Task inputs Block Start
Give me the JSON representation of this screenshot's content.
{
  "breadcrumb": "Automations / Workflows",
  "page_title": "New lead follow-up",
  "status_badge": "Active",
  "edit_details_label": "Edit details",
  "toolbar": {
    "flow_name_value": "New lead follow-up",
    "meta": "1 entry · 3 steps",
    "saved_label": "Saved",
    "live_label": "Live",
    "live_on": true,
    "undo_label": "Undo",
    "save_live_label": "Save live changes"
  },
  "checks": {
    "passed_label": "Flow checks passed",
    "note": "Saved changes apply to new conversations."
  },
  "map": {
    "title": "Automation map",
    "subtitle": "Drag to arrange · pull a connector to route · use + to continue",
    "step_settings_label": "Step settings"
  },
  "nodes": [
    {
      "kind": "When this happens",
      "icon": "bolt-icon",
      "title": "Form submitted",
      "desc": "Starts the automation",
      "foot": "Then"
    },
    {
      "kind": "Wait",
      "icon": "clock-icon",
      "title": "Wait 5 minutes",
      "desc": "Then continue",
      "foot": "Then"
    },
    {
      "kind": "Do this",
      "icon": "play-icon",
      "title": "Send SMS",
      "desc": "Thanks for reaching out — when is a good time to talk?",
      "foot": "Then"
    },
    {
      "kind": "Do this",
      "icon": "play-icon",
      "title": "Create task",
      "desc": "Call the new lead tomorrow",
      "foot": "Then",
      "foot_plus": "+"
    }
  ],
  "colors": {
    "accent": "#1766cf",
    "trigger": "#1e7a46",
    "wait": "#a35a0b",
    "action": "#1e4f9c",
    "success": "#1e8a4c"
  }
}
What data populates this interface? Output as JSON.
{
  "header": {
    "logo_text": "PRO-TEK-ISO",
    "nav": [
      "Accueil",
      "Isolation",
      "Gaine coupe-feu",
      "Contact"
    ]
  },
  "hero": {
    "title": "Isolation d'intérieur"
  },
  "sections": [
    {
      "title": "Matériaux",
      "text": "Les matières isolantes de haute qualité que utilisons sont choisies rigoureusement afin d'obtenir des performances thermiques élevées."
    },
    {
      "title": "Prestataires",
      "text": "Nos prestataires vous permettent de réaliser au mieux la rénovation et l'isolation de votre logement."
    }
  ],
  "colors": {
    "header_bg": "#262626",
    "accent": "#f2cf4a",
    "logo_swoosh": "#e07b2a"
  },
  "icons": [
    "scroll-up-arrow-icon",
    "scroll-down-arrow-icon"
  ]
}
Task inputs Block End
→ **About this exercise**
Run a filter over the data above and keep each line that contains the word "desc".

→ **Answer for the task**
      "desc": "Starts the automation",
      "desc": "Then continue",
      "desc": "Thanks for reaching out — when is a good time to talk?",
      "desc": "Call the new lead tomorrow",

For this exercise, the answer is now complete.